→ DESCRIPTION OF THE TASK
Each line below that carries the string "Company" must appear in the answer.
===== MATERIAL SHOWN =====
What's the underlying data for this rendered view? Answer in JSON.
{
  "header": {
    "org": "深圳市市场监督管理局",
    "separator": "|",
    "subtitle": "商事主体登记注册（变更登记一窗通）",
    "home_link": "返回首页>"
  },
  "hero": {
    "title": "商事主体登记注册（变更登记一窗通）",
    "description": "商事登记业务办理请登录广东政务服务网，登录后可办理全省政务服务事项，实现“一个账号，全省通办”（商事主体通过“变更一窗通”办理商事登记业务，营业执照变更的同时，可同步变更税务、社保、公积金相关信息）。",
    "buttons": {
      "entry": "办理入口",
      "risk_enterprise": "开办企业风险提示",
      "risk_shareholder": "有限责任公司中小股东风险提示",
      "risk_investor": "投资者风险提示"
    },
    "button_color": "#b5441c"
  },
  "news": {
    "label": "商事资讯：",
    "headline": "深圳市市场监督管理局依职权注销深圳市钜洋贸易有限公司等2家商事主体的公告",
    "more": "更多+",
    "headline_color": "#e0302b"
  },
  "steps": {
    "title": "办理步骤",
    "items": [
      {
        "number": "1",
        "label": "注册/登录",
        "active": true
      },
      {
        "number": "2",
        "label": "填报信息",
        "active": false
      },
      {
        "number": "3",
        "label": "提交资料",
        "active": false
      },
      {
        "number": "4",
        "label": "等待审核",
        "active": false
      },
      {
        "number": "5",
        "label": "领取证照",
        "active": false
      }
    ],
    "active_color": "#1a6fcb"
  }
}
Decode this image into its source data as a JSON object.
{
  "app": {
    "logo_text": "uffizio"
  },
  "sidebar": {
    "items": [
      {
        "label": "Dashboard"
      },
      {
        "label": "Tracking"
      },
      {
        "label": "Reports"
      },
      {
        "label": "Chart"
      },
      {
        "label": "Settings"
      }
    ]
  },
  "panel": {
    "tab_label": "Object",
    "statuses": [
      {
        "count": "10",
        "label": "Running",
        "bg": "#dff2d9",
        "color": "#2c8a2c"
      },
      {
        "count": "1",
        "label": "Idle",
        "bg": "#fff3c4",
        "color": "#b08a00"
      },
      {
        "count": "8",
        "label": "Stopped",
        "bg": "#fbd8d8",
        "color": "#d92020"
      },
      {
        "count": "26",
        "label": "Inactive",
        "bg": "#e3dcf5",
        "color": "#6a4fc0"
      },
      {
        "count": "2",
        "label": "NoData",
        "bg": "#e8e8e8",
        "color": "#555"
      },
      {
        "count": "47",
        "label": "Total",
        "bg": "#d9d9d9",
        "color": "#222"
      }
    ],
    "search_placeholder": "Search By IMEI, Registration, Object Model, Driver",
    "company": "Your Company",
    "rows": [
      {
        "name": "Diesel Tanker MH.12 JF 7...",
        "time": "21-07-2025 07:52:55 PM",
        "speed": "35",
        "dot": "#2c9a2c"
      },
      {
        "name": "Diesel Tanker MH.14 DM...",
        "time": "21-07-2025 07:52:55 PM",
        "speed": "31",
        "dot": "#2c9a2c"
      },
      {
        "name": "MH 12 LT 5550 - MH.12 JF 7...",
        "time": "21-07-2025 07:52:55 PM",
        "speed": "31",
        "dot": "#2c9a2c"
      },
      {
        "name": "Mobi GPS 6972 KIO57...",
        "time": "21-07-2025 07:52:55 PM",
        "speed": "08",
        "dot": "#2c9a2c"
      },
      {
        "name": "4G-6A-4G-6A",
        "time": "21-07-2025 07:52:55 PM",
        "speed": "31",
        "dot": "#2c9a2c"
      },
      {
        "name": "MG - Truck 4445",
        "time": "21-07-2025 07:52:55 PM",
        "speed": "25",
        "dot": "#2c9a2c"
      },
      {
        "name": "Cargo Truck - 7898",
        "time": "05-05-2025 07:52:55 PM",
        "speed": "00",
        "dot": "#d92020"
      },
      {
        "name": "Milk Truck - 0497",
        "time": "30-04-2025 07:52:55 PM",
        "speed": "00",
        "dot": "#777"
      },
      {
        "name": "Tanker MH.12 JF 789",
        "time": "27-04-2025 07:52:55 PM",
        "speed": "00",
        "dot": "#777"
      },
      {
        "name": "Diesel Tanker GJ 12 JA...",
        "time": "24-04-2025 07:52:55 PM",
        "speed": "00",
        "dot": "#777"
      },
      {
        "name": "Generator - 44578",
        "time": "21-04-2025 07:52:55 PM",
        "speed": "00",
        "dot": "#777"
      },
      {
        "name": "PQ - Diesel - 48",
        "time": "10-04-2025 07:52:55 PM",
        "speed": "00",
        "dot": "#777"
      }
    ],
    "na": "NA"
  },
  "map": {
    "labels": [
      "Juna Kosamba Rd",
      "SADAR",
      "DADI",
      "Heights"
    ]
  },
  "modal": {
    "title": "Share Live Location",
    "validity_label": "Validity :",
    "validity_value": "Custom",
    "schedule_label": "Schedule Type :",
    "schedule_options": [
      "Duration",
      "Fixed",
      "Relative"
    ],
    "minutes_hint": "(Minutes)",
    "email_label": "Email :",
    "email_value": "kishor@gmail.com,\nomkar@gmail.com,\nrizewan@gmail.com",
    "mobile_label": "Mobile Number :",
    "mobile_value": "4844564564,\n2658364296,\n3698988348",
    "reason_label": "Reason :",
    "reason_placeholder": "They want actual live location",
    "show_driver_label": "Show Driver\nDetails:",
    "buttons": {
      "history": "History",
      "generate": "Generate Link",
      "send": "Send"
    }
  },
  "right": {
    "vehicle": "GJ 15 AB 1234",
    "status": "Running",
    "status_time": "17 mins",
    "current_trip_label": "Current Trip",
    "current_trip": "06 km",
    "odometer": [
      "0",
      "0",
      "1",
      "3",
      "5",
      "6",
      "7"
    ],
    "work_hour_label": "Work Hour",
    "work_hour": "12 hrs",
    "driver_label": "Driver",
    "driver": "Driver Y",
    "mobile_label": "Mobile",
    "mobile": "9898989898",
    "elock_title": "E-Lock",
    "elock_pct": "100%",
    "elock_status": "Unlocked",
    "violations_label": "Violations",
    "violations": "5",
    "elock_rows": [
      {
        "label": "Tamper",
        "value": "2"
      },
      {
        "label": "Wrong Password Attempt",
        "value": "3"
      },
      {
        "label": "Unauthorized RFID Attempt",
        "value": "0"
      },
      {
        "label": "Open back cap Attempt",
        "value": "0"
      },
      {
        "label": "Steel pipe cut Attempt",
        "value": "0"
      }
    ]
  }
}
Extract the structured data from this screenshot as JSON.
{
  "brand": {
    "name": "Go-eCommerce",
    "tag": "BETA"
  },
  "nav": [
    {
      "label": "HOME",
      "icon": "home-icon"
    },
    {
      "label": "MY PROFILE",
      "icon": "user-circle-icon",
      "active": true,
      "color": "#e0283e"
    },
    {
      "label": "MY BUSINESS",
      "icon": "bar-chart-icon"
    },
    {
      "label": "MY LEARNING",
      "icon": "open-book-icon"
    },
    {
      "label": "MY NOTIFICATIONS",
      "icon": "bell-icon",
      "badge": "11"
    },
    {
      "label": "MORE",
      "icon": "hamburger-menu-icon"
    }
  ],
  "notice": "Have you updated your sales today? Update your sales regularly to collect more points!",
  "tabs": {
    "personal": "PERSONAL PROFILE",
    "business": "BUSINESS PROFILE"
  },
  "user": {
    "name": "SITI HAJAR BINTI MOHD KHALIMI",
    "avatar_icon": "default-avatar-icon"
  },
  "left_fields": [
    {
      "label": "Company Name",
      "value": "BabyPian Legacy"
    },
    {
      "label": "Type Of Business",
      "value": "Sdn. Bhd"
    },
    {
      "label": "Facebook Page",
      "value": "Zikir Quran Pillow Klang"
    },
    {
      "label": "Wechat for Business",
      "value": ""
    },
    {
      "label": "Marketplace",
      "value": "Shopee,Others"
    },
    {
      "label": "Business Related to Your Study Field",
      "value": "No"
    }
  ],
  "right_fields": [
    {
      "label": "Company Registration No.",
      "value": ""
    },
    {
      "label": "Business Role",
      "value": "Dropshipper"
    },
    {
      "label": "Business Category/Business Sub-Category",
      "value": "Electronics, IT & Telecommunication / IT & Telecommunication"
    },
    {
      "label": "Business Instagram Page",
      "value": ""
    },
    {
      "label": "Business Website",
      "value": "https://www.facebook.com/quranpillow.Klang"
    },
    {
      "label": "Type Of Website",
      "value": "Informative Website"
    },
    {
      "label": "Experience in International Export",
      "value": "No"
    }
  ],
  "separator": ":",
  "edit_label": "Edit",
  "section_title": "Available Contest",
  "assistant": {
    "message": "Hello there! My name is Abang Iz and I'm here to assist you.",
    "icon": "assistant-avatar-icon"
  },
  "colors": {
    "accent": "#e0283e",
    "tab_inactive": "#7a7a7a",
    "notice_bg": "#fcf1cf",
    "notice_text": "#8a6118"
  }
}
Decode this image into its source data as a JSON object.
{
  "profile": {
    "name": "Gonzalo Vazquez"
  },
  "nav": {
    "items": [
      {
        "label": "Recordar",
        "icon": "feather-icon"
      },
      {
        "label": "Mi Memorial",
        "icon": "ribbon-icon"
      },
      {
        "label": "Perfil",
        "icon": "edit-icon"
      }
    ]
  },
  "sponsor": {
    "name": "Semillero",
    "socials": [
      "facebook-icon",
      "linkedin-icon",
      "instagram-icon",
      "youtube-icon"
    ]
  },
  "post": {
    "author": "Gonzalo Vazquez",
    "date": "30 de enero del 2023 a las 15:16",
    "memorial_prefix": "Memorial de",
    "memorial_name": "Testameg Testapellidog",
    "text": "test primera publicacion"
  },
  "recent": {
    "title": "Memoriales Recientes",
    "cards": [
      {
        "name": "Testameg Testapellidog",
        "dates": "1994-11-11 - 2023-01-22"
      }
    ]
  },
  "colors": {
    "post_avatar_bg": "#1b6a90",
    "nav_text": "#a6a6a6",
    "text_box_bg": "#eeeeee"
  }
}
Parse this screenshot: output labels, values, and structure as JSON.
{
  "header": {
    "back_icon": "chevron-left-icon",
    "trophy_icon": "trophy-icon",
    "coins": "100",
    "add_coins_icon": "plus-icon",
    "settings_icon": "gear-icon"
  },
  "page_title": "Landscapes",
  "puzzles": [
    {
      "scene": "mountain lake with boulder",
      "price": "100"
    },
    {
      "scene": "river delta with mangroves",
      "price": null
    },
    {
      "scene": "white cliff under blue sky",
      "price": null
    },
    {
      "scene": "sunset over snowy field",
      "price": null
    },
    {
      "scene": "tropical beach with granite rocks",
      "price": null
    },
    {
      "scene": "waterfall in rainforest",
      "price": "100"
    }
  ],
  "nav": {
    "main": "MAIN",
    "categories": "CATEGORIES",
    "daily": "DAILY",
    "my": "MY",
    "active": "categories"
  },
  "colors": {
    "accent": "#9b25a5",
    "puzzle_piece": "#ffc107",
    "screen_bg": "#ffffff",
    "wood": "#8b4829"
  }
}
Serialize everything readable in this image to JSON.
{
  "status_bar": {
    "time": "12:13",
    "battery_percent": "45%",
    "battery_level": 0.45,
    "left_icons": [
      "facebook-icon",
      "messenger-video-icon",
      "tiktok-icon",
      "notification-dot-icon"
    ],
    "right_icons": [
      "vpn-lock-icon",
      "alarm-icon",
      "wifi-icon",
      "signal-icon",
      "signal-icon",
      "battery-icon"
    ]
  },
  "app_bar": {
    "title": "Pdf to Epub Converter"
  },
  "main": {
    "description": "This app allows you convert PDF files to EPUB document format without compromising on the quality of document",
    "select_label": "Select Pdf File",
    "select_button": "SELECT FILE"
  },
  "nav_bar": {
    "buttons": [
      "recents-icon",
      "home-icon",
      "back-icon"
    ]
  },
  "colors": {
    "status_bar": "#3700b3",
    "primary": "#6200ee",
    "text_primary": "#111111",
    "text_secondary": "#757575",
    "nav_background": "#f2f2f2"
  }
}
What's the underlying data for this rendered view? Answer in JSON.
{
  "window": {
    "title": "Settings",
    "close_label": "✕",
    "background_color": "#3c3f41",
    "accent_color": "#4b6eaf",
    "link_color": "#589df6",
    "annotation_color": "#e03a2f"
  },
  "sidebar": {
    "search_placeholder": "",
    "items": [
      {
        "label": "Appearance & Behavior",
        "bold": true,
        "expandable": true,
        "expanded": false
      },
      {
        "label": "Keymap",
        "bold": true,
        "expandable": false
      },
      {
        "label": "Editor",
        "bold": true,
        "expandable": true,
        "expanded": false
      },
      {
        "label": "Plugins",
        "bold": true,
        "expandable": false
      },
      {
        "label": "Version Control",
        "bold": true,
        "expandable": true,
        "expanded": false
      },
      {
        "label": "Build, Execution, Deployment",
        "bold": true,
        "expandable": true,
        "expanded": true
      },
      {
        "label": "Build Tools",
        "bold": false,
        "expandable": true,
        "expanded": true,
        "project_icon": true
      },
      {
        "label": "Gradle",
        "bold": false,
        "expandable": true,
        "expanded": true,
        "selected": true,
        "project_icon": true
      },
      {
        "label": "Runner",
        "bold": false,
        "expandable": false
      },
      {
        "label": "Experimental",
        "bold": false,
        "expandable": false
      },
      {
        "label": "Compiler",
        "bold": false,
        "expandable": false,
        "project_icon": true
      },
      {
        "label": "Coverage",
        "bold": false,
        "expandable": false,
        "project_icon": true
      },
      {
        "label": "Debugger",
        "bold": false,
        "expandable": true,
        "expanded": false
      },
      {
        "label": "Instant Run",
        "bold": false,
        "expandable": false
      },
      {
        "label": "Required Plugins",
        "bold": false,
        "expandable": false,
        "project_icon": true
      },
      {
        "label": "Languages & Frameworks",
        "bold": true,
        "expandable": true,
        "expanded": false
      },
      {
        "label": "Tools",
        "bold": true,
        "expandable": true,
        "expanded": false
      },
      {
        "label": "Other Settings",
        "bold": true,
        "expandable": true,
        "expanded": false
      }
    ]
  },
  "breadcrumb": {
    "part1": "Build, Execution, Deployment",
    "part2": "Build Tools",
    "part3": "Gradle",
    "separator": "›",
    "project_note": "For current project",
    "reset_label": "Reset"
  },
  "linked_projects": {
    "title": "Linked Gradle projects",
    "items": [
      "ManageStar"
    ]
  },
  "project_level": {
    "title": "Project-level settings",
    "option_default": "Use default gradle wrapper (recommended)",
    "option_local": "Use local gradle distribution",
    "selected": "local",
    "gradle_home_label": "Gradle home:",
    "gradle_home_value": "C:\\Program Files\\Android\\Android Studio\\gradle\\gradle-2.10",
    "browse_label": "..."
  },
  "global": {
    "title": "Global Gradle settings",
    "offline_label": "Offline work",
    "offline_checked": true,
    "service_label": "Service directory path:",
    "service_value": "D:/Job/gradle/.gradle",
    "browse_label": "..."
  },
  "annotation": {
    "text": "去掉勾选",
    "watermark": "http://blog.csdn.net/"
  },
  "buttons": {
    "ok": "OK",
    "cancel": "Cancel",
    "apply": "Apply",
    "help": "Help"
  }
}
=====
→ RESPONSE AREA
    "company": "Your Company",
      "label": "Company Name",
      "label": "Company Registration No.",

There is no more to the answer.